One of the hindrances to Awakening is what I translate as “worry.” Sometimes it's said to be “doubt,” but I think that is a miss. I'd even throw “second-guessing” as an alternate. It's that type of fear that's not only based in projection, but a paralyzing racing-thought type of fear. The challenge is to help keep her from getting too stressed out by just talking to her daughter and others. My middle-type fear is that her getting too wound up is probably not a good thing for someone who has had two strokes. I can't say for sure that will lead to another stroke, but not poking that tiger seems reasonable. Where it gets tricky, requiring real observation, analyzing situations as they arise, and not compounding what's already tenuous, is how to do this with compassion. Inside my head there's a little voice saying, “Enough with the pneumonia! You've had two strokes!” What comes out my mouth has to have a touch more finesse than that.
But how about this “no fears exist” part? The part where the Bodhisattva relies on what creates no hindrance, and with no hindrance, comes no fear. The practice of Zen is to accept what reality is. The reality is that as of today, she has diabetes, but pays attention to her diet and takes her meds, and so far as we’re aware it’s under control. Acknowledging that there is a history of health issues, and that they may return or that others may yet come, that’s also reality. A sense of mortality for her is probably very different for her than it is for me, and regardless of how accurate either of our thoughts about it are, that’s reality. Reality also includes that sometimes there will be worry about it, and fear.

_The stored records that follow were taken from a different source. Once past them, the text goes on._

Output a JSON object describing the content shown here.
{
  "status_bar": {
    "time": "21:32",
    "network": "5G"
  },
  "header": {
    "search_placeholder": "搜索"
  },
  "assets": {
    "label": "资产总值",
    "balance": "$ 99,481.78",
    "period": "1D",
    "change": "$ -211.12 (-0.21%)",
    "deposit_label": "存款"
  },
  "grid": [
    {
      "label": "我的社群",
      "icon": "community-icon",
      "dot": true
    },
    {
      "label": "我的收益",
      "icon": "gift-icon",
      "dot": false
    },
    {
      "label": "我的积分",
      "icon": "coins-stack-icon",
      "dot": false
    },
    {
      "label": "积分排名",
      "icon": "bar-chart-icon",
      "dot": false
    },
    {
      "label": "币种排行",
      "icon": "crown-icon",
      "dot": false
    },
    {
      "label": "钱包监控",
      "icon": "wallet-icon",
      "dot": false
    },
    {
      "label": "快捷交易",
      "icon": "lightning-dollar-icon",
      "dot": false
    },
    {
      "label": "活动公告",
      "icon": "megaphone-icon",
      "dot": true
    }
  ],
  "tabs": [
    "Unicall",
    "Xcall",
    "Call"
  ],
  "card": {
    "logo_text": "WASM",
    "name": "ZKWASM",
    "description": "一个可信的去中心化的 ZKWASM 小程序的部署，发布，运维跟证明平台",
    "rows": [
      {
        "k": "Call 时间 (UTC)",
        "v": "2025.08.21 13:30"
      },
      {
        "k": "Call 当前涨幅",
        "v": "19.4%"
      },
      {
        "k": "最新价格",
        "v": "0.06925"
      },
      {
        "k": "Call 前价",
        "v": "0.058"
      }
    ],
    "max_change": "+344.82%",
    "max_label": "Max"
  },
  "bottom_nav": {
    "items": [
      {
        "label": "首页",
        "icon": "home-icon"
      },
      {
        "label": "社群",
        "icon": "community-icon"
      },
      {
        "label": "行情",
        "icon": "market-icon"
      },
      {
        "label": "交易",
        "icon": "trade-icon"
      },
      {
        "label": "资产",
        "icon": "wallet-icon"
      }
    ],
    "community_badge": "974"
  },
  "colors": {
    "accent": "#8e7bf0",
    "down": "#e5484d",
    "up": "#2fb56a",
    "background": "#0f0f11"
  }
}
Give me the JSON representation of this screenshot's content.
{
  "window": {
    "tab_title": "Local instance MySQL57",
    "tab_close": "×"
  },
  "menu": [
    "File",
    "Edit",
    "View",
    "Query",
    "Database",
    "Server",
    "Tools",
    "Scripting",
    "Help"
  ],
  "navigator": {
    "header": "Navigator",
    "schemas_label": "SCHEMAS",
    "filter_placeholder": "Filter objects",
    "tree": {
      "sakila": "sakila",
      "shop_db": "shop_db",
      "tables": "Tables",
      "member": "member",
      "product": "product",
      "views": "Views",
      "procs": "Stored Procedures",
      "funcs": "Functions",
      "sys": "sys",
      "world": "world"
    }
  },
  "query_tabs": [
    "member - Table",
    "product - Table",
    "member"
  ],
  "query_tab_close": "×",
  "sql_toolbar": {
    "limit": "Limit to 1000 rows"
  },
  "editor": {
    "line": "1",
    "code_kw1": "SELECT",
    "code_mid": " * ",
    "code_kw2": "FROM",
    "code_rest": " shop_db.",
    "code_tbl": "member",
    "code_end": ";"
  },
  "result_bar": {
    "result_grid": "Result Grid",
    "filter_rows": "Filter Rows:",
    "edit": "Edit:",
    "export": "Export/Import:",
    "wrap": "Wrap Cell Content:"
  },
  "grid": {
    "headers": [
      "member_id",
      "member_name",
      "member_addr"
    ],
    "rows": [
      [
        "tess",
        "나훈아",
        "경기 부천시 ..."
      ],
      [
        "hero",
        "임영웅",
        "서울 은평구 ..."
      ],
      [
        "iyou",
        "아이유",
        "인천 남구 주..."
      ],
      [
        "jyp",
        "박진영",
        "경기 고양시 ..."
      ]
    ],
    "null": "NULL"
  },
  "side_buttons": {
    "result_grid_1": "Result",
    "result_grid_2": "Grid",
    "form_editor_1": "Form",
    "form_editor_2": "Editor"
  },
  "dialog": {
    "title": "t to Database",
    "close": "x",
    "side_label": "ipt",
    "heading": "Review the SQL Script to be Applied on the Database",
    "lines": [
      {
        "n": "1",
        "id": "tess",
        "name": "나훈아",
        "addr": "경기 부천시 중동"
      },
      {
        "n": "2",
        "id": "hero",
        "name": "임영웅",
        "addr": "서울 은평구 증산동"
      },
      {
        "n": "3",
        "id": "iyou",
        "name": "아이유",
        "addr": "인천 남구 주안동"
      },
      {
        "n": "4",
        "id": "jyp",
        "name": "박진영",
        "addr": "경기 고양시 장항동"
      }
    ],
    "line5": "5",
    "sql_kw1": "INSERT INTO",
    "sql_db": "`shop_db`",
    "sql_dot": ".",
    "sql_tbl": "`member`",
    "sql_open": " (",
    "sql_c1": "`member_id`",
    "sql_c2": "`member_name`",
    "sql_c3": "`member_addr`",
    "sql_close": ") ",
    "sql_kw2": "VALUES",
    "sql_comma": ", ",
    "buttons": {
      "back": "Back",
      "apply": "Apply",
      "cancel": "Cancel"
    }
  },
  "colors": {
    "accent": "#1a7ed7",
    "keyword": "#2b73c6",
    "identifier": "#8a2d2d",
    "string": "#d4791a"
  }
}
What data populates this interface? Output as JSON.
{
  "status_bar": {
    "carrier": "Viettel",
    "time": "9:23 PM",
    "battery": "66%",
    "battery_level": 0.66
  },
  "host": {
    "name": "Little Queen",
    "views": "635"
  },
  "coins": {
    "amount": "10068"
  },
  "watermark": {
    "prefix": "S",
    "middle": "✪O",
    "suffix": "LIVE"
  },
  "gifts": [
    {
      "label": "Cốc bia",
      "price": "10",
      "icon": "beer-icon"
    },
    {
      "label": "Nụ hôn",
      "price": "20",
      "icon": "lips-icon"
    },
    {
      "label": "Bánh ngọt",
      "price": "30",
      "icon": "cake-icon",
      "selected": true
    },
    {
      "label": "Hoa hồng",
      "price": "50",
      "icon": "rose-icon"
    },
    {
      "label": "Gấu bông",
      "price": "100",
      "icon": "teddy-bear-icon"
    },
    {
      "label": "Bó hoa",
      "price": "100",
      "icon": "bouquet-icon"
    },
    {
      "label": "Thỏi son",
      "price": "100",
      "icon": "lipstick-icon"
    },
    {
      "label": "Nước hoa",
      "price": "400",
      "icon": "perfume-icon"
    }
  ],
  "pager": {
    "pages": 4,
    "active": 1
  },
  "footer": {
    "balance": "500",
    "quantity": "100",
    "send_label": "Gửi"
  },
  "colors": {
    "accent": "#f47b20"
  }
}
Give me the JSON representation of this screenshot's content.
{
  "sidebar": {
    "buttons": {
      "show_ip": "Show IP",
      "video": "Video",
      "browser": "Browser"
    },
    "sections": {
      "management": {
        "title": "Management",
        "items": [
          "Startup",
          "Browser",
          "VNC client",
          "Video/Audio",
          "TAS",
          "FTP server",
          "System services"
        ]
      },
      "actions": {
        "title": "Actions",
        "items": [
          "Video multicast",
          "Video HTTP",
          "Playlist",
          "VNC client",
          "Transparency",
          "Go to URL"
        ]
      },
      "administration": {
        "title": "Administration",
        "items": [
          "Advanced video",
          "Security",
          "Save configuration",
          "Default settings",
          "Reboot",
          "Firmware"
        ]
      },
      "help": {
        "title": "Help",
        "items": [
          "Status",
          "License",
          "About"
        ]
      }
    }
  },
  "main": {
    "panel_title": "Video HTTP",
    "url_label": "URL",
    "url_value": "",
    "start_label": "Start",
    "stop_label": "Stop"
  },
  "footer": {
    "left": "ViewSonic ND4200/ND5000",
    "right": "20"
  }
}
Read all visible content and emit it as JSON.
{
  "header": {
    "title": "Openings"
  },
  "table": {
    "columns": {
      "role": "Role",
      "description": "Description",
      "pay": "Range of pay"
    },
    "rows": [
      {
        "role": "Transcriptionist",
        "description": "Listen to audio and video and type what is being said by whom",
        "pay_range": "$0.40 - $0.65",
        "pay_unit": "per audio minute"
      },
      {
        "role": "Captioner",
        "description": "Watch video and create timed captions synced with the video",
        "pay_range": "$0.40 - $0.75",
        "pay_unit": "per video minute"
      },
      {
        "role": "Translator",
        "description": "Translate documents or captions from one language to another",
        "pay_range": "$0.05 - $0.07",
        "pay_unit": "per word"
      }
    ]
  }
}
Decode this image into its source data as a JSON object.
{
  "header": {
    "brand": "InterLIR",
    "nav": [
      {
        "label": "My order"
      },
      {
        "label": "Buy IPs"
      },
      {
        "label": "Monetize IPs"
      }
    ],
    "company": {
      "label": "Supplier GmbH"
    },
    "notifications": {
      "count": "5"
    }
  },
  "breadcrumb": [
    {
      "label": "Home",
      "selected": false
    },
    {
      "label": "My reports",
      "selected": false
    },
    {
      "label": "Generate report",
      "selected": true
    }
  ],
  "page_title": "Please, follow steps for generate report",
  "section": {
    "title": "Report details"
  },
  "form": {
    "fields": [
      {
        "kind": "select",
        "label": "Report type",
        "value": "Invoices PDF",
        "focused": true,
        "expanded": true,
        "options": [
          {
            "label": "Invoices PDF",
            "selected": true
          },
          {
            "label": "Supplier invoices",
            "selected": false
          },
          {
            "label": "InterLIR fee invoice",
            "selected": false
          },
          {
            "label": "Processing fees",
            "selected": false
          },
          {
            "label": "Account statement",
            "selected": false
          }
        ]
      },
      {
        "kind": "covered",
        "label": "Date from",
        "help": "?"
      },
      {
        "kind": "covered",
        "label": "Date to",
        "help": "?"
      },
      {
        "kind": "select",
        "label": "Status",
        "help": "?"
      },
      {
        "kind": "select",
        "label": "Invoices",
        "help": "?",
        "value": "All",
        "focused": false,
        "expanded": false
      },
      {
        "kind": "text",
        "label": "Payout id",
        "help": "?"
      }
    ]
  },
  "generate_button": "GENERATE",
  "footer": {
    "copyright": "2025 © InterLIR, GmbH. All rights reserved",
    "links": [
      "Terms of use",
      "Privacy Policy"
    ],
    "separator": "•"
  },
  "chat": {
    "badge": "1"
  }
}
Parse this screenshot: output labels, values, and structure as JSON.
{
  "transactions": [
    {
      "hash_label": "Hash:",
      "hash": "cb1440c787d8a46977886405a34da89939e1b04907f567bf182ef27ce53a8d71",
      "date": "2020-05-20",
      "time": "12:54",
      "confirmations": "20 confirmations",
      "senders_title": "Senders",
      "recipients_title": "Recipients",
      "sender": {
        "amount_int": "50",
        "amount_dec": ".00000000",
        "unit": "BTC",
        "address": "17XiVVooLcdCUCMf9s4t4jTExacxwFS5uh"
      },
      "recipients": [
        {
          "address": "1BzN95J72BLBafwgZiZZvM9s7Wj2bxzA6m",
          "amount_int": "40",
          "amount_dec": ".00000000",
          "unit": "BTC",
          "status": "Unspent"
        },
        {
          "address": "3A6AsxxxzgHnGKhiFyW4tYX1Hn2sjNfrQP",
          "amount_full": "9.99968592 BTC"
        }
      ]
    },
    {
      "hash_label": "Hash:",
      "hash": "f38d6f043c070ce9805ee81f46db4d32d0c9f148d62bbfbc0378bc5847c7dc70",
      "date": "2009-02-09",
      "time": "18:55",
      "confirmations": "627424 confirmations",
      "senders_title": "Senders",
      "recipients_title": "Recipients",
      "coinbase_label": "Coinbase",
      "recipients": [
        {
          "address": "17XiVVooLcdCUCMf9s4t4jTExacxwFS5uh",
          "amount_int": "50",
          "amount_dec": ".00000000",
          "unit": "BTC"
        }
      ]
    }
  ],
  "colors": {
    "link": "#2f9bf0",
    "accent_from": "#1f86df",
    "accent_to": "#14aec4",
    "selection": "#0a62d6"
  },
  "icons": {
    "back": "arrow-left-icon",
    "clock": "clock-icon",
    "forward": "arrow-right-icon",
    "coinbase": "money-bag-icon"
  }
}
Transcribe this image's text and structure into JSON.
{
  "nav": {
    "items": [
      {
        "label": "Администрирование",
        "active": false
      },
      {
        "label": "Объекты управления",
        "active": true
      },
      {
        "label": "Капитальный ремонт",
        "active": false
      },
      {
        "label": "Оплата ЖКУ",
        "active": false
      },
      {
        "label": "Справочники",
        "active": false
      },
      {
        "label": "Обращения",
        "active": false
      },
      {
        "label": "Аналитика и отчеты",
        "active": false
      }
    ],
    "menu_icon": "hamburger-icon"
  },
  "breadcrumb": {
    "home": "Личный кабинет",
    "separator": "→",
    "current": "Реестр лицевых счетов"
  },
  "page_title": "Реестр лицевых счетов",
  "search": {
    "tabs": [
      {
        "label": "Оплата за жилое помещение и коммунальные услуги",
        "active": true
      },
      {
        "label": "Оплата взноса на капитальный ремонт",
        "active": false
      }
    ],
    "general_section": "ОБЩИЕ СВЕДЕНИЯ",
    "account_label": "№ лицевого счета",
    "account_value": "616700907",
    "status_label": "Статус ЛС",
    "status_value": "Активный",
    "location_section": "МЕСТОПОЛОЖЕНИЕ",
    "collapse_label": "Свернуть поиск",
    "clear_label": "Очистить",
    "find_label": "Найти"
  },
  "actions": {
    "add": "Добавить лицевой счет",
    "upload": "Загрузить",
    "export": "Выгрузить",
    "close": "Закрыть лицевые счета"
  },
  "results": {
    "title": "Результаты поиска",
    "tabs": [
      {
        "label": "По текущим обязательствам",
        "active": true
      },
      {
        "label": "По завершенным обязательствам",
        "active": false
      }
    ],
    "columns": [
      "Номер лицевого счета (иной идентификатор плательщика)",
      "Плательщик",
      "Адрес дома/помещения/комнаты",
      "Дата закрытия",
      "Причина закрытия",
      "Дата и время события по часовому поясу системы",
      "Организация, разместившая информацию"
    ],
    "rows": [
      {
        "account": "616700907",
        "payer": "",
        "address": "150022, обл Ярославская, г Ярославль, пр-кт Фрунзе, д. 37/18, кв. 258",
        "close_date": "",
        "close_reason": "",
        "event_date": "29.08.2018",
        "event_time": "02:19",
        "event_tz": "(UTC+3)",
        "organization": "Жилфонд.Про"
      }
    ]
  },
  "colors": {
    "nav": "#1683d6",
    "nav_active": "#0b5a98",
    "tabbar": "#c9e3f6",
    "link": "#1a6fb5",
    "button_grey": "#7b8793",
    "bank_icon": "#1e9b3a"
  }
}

Being able to face all these facets of reality, just facing them, acknowledging them, just dealing with feeling them when they’re there, letting them change into the next feeling, letting the next element of reality come along, acknowledging that it’s here and going to go, even when that means it might be even more unpleasant when this reality moves into the next unfolding reality, and facing that head on, that’s fearless. That’s looking the tiger in the eye without hindrance. For this moment, no fears exist, and when we next feel fear, we’re not afraid of fear.